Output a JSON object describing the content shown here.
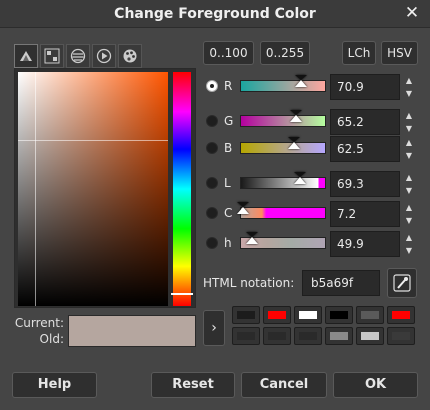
{
  "window": {
    "title": "Change Foreground Color",
    "close_glyph": "✕"
  },
  "selector_tabs": [
    {
      "name": "gimp-selector-icon",
      "active": true
    },
    {
      "name": "cmyk-selector-icon",
      "active": false
    },
    {
      "name": "watercolor-selector-icon",
      "active": false
    },
    {
      "name": "wheel-selector-icon",
      "active": false
    },
    {
      "name": "palette-selector-icon",
      "active": false
    }
  ],
  "range_buttons": {
    "range_100": "0..100",
    "range_255": "0..255",
    "lch": "LCh",
    "hsv": "HSV"
  },
  "channels": [
    {
      "label": "R",
      "value": "70.9",
      "fraction": 0.709,
      "selected": true,
      "gradient": "linear-gradient(to right, #1aa69f, #ffa69f)"
    },
    {
      "label": "G",
      "value": "65.2",
      "fraction": 0.652,
      "selected": false,
      "gradient": "linear-gradient(to right, #b5009f, #b5ff9f)"
    },
    {
      "label": "B",
      "value": "62.5",
      "fraction": 0.625,
      "selected": false,
      "gradient": "linear-gradient(to right, #b5a600, #b5a6ff)"
    },
    {
      "label": "L",
      "value": "69.3",
      "fraction": 0.693,
      "selected": false,
      "gradient": "linear-gradient(to right, #1a1a1a, #ffffff 92%, #ff00ff 92%)"
    },
    {
      "label": "C",
      "value": "7.2",
      "fraction": 0.036,
      "selected": false,
      "gradient": "linear-gradient(to right, #b5a69f, #ff8a5f 25%, #ff00ff 30%, #ff00ff)"
    },
    {
      "label": "h",
      "value": "49.9",
      "fraction": 0.139,
      "selected": false,
      "gradient": "linear-gradient(to right, #c9a7a9, #b5a69f 30%, #a4aba6 60%, #b0a4b4)"
    }
  ],
  "spin_up_glyph": "▲",
  "spin_down_glyph": "▼",
  "html_notation": {
    "label": "HTML notation:",
    "value": "b5a69f"
  },
  "eyedropper": {
    "icon": "eyedropper-icon"
  },
  "current_label": "Current:",
  "old_label": "Old:",
  "current_color": "#b5a69f",
  "arrow_glyph": "›",
  "history": [
    "#1c1c1c",
    "#ff0000",
    "#ffffff",
    "#000000",
    "#5a5a5a",
    "#ff0000",
    "#2a2a2a",
    "#2a2a2a",
    "#2a2a2a",
    "#8a8a8a",
    "#c8c8c8",
    "#3a3a3a"
  ],
  "footer": {
    "help": "Help",
    "reset": "Reset",
    "cancel": "Cancel",
    "ok": "OK"
  }
}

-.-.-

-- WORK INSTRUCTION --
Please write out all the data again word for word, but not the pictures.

-- EXERCISE RESULT --
Output a JSON object describing the content shown here.
{
  "window": {
    "title": "Change Foreground Color",
    "close_glyph": "✕"
  },
  "selector_tabs": [
    {
      "name": "gimp-selector-icon",
      "active": true
    },
    {
      "name": "cmyk-selector-icon",
      "active": false
    },
    {
      "name": "watercolor-selector-icon",
      "active": false
    },
    {
      "name": "wheel-selector-icon",
      "active": false
    },
    {
      "name": "palette-selector-icon",
      "active": false
    }
  ],
  "range_buttons": {
    "range_100": "0..100",
    "range_255": "0..255",
    "lch": "LCh",
    "hsv": "HSV"
  },
  "channels": [
    {
      "label": "R",
      "value": "70.9",
      "fraction": 0.709,
      "selected": true,
      "gradient": "linear-gradient(to right, #1aa69f, #ffa69f)"
    },
    {
      "label": "G",
      "value": "65.2",
      "fraction": 0.652,
      "selected": false,
      "gradient": "linear-gradient(to right, #b5009f, #b5ff9f)"
    },
    {
      "label": "B",
      "value": "62.5",
      "fraction": 0.625,
      "selected": false,
      "gradient": "linear-gradient(to right, #b5a600, #b5a6ff)"
    },
    {
      "label": "L",
      "value": "69.3",
      "fraction": 0.693,
      "selected": false,
      "gradient": "linear-gradient(to right, #1a1a1a, #ffffff 92%, #ff00ff 92%)"
    },
    {
      "label": "C",
      "value": "7.2",
      "fraction": 0.036,
      "selected": false,
      "gradient": "linear-gradient(to right, #b5a69f, #ff8a5f 25%, #ff00ff 30%, #ff00ff)"
    },
    {
      "label": "h",
      "value": "49.9",
      "fraction": 0.139,
      "selected": false,
      "gradient": "linear-gradient(to right, #c9a7a9, #b5a69f 30%, #a4aba6 60%, #b0a4b4)"
    }
  ],
  "spin_up_glyph": "▲",
  "spin_down_glyph": "▼",
  "html_notation": {
    "label": "HTML notation:",
    "value": "b5a69f"
  },
  "eyedropper": {
    "icon": "eyedropper-icon"
  },
  "current_label": "Current:",
  "old_label": "Old:",
  "current_color": "#b5a69f",
  "arrow_glyph": "›",
  "history": [
    "#1c1c1c",
    "#ff0000",
    "#ffffff",
    "#000000",
    "#5a5a5a",
    "#ff0000",
    "#2a2a2a",
    "#2a2a2a",
    "#2a2a2a",
    "#8a8a8a",
    "#c8c8c8",
    "#3a3a3a"
  ],
  "footer": {
    "help": "Help",
    "reset": "Reset",
    "cancel": "Cancel",
    "ok": "OK"
  }
}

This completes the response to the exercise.